Antonio Candido, born in 1918 in Rio de Janeiro, passed away last week on May 12 in São Paulo. A writer, editor, critic and academic, he remains one of the best known and most influential literary figures in Brazil. Candido joined the Brazilian Socialist Party in the 1940s and was an active member of the resistance under the dictatorship of Getúlio Dornelles Vargas. He reviewed the earliest work of Brazilian greats like João Cabral de Melo Neto and Clarice Lispector and went on to teach for many years at the University of São Paulo. He received the Alfonso Reyes International Prize for lifetime achievement—the first Brazilian to be so recognized—among many other awards and honors. Here, Raquel Parrine writes of his legacy and the empty space that a new generation of political thinkers and writers will need to fill.
It is hard for me to write about Antonio Candido. The more I think about it, the more overwhelmed I feel by the impact he had on literary scholarship in Brazil, and on the country itself. Professor Candido was a moral compass, a political trailblazer, and a dearly beloved human being. It is hard to talk about him without resorting to grandiloquent terms, which would reduce his very significant impact on his familiars and on Brazilian society.

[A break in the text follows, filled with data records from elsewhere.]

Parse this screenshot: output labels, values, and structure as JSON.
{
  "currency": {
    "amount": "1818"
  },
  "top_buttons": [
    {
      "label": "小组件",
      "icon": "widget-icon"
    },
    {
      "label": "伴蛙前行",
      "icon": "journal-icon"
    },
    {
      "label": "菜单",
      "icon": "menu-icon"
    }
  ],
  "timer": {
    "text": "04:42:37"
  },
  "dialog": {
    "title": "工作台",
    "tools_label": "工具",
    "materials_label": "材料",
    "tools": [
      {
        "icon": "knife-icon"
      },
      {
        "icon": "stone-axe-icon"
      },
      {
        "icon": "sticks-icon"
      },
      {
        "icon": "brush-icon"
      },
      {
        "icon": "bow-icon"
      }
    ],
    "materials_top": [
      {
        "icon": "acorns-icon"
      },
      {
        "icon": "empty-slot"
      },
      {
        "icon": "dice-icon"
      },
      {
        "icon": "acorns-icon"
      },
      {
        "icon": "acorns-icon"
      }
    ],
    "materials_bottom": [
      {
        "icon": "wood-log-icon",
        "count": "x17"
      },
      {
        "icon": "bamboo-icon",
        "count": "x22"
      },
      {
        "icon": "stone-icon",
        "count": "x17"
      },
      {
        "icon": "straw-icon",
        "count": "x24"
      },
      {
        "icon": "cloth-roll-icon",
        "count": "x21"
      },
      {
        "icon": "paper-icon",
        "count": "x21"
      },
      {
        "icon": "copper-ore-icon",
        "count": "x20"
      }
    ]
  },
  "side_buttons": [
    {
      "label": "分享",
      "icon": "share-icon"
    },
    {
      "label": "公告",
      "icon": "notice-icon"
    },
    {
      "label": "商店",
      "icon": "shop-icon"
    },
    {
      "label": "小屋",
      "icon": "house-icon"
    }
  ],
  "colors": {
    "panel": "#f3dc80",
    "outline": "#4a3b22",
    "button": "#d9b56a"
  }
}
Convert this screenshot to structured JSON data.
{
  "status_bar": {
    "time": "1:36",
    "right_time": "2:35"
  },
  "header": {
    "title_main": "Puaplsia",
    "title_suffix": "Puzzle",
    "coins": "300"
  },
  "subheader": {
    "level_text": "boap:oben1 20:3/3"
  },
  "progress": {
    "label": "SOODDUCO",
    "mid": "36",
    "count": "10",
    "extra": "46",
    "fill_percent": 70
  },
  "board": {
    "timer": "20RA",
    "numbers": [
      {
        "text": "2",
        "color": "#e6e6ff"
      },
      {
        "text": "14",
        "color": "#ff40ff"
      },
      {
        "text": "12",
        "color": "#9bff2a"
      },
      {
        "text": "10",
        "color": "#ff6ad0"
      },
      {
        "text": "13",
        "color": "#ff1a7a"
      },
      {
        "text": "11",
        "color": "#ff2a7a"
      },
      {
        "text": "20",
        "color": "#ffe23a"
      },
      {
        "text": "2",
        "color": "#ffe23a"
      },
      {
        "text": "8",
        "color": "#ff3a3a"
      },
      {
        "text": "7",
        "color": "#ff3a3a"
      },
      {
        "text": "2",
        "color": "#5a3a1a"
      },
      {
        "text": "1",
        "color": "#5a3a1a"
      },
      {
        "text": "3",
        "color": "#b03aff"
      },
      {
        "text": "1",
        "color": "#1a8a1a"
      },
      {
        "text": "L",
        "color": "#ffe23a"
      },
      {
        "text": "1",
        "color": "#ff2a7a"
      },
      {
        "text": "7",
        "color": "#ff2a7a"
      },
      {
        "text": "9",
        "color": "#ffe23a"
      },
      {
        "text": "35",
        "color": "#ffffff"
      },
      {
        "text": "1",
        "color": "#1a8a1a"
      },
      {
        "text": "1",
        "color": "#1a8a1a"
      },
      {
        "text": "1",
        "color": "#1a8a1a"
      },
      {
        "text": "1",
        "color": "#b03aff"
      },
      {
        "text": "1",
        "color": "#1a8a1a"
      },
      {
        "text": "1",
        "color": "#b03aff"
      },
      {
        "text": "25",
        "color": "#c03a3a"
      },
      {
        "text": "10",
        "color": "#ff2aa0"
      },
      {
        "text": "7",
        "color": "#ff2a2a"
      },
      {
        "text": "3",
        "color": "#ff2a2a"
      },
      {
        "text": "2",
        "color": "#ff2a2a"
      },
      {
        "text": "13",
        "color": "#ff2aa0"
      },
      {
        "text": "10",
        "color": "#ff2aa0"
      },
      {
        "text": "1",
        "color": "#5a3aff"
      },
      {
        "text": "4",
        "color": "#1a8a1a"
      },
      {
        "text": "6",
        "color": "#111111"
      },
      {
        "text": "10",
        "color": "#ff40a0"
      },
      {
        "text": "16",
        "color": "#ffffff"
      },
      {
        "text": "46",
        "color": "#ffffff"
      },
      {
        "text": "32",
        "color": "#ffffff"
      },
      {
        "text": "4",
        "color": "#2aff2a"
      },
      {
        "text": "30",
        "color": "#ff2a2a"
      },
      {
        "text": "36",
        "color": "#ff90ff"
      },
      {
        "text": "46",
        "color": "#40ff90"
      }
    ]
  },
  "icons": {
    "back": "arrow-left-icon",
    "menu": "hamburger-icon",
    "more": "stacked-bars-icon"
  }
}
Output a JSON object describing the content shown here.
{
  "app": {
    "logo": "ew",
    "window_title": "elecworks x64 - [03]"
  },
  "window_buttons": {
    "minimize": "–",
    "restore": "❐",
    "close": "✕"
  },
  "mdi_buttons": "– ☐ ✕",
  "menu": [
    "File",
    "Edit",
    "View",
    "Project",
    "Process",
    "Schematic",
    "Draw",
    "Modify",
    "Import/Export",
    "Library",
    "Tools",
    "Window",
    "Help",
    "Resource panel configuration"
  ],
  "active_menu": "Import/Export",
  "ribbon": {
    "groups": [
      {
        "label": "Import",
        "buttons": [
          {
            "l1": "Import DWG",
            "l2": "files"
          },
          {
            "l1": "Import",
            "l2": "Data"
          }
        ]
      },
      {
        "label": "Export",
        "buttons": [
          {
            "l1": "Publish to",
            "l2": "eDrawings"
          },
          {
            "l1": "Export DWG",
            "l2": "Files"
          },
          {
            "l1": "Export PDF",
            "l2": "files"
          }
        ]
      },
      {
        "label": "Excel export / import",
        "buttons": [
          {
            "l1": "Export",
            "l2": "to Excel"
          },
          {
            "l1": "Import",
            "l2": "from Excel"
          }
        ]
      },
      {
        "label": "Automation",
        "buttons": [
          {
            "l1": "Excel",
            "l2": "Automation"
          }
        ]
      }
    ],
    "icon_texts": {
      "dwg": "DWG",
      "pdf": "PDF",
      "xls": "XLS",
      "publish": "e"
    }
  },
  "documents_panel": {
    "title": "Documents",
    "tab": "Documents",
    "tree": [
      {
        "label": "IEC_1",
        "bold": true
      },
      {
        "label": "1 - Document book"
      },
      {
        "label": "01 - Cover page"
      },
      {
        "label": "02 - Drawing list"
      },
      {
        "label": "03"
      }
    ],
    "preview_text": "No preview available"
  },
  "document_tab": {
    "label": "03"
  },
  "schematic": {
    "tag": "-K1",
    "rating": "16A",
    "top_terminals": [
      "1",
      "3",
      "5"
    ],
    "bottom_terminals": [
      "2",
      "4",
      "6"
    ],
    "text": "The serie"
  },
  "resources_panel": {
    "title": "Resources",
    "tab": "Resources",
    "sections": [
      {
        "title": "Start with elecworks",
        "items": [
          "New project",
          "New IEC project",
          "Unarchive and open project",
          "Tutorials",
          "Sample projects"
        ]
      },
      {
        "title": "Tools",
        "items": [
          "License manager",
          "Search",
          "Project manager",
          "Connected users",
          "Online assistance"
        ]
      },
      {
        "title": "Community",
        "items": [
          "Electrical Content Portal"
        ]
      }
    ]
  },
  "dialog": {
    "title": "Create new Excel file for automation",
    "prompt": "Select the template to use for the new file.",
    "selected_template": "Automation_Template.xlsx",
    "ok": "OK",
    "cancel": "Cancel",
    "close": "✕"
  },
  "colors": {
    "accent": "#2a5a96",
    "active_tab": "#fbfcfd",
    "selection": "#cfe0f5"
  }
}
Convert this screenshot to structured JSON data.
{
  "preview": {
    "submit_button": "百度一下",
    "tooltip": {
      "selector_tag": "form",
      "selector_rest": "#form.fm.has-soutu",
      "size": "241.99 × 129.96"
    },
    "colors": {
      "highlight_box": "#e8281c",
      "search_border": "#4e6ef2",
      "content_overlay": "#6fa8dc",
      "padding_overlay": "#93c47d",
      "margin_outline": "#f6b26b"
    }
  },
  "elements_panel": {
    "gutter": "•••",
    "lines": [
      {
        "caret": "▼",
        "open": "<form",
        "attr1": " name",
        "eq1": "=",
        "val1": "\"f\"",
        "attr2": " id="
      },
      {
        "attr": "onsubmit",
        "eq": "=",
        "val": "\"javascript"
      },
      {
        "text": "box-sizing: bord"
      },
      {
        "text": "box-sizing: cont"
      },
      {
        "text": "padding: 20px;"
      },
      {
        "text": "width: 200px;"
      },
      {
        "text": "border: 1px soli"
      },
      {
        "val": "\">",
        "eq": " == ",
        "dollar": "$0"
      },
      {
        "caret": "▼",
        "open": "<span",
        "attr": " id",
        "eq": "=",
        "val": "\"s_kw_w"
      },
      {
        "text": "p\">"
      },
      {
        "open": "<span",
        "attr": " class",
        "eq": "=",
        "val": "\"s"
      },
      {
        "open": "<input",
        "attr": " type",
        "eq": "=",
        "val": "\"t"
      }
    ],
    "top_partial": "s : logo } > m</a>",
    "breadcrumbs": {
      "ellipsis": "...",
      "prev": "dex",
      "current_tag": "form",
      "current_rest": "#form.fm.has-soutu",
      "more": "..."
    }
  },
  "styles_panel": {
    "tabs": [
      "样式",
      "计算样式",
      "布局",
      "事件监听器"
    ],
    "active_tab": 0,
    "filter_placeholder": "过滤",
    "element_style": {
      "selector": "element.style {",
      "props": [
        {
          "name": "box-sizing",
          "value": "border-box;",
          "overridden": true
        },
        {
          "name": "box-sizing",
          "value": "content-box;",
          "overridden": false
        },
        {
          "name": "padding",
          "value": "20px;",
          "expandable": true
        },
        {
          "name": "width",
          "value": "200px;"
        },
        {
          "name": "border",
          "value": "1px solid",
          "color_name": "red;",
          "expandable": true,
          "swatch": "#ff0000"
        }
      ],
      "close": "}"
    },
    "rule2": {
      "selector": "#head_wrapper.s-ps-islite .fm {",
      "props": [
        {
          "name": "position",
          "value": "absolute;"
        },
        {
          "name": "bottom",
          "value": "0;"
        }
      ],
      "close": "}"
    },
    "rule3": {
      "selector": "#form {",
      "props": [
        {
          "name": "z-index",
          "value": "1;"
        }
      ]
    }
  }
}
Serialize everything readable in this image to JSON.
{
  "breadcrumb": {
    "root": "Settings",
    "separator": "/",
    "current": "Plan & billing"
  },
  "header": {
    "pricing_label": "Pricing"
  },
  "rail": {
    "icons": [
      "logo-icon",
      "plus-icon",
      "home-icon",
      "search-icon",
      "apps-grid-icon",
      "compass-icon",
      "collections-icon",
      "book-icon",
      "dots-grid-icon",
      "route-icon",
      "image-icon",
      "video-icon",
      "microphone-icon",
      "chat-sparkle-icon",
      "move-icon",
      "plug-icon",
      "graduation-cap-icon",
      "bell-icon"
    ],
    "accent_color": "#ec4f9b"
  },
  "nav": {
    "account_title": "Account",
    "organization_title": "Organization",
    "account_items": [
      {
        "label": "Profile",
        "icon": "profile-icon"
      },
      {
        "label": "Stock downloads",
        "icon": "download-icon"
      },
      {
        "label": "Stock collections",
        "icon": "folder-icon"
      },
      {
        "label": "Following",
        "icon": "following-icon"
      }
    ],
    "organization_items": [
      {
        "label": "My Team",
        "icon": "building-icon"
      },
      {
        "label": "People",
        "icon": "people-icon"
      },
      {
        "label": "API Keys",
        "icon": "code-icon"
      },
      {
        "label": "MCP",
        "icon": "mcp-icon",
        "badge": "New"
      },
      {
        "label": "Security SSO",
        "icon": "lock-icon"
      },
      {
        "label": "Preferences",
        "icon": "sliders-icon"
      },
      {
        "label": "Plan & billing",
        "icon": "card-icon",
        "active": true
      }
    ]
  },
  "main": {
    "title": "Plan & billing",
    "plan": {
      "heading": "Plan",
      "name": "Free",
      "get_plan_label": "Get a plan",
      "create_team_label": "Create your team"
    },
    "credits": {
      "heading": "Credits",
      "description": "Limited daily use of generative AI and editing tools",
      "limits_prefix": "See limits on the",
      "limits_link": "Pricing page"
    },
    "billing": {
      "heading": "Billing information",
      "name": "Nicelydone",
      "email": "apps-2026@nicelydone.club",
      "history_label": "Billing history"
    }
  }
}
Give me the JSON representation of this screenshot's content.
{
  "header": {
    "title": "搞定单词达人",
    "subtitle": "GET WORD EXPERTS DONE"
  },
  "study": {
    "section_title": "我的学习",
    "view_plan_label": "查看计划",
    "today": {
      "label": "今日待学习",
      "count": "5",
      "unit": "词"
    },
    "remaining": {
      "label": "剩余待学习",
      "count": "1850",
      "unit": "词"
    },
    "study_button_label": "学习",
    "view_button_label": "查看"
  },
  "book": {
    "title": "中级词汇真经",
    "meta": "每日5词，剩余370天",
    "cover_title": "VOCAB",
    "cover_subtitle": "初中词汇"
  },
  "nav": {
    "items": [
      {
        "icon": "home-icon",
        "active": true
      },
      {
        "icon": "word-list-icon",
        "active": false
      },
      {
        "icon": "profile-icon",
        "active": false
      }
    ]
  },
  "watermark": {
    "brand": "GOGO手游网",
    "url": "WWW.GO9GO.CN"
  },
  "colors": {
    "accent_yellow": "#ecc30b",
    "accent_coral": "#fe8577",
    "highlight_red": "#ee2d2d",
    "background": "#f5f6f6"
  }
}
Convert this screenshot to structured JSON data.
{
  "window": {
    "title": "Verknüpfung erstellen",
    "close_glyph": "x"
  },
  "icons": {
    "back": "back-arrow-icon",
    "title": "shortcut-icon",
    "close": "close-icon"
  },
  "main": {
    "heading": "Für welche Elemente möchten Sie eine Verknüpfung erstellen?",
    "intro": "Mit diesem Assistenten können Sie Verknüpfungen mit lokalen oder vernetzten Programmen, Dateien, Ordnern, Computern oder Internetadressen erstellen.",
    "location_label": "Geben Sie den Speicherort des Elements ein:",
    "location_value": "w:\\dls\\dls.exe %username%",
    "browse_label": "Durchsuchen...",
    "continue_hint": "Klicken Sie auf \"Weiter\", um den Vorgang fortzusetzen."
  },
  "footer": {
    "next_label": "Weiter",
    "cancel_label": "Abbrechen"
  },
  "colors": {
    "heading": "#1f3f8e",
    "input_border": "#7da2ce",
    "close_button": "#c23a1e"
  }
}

I don’t think there is any doubt that Professor Candido was Brazil’s most important literary critic. He belongs to a generation of sociologists and economists who took it upon themselves to inaugurate a properly Brazilian scholarship, but also, and perhaps more importantly, to own the political discourse about our culture, and our exceptionality.